My grandma used to make everyone go around the room and say what they were thankful for on Thanksgiving Day. I would often say, “the food” or “family.” It was one special day where we got to eat the best food, hang out with family, play games and just relax. In my opinion, enjoying food and family is the purpose of Thanksgiving.


No one wants to think about cutting calories during the holidays, I get it! But think back to a time where you ate too much food for weeks straight, felt miserable, had no energy, fell of the exercise track and felt your pants getting tighter. I have definitely been there before and it’s not a fun memory. Instead of going down that path this year, I have come up with eight ways I will fight that downward spiral.



Like Joey Tribbiani said right before he attempted to eat a whole turkey by himself in a Friends Thanksgiving episode, “Let me explain to you how the human body works.” (30 seconds in)


If you have a balanced breakfast and maybe a healthy snack before you start your thanksgiving feast, you will be less likely to overindulge.


If are bringing something to the Thanksgiving meal, offer to provide the appetizers. Start with a vegetable tray and hummus, fruit with a coconut cool whip dip or make a vegetable soup. If you eat something healthier before dinner, you might end up taking smaller portions for the actual meal.


  1. MOVE

Suggest that your family does a holiday run/walk this year. Schedule an after lunch/dinner family walk or go by yourself if no one else will join. My aunt Cindy used to always do this for our family and it truly does make you feel better after a big meal.


If you have the option, try to fix meals without gluten and dairy. These two ingredients are very inflammatory to the body and are detrimental to your gut health. Gluten and dairy will cause you to feel more fatigued, irritable and stressed. Plus, there are so many good substitutions now. You can find gluten free bread, rolls, bread crumbs, flours, and desserts. For dairy there are nut milks, coconut yogurt, cashew cheese, oils and ghee. I use substitutions with most of my meals and usually people cannot tell the difference. Here is a green bean casserole recipe, written by Mandala’s cofounder Ambreen Khawaja that is absolutely healthy and delicious!


  1. WATER

Don’t skip on the water. Drink more than normal if possible. The more you drink, the less you will eat and the better you will feel.

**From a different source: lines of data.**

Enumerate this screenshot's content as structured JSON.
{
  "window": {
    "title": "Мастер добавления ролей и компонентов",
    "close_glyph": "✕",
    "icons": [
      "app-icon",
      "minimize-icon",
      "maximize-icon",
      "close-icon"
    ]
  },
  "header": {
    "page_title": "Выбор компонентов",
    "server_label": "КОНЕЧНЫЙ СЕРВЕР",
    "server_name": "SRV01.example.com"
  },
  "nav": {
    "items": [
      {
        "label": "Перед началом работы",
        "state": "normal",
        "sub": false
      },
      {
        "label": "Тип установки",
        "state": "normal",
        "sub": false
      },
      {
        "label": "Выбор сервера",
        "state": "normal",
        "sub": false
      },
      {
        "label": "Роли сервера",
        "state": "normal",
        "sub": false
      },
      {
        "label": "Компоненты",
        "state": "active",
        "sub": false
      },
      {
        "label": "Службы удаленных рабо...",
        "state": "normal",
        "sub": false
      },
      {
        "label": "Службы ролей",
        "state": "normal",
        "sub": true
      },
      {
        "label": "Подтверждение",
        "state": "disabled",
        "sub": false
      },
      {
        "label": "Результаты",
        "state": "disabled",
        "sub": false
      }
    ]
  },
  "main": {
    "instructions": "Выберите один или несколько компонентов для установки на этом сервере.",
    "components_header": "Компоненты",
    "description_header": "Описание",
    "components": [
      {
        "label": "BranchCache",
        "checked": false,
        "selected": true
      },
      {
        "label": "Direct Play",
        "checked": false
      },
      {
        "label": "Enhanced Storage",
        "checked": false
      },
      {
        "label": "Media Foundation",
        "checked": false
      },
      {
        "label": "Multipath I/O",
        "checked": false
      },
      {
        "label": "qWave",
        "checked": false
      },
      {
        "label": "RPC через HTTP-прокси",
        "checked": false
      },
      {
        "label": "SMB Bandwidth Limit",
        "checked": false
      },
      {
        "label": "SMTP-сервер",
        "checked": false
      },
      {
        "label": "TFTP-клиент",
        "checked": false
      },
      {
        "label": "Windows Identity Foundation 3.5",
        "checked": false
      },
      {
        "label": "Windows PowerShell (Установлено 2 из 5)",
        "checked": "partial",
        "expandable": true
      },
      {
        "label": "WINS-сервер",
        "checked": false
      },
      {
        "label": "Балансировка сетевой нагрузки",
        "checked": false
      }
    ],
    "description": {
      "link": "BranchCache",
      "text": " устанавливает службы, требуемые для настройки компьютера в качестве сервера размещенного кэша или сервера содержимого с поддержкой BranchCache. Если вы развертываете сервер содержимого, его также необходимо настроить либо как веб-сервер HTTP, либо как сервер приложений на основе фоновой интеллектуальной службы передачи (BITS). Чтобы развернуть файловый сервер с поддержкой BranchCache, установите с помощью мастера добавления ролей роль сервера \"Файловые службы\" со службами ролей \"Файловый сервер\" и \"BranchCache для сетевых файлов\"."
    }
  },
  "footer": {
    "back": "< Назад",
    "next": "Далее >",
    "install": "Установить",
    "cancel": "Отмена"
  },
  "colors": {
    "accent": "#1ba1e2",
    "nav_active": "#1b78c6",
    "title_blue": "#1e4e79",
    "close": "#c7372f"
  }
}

It looks nice displaying the food out on the dining room table, but this is not the healthiest way to go. According to Dan Buettner, “Blue Zones,” places in the world where people are living the longest, healthiest lives, they preplate their food. This contributes to them eating less at one time. If the food is sitting right in front of you, you will be more tempted to have seconds, than if you have to get up and walk through the line again. Also, I suggest using a smaller plate. Larger plates make serving sizes appear smaller. Chew slowly and wait twenty minutes before getting seconds to make sure you are still in fact hungry.



Get plenty of rest and stick to your exercise routine. Tired people always eat more. Take time to yourself, especially if you get stressed or overwhelmed. A few minutes in room by yourself, to close your eyes and take a few uninterrupted breaths or meditate, can go a long way.


  1. ENJOY

Remember Thanksgiving is meant to be one meal on one day, not a whole month of, “ahhh, screw it!” Eat the foods that aren’t available most times of the year. Slow down and enjoy every bite that you eat and be thankful for the family or friends you have.

If you want to learn more about how to get you and your family on the healthy eating track for, follow us on facebook at Mandala Integrative Medicine and Health Coach Khlo. Also visit our websites at and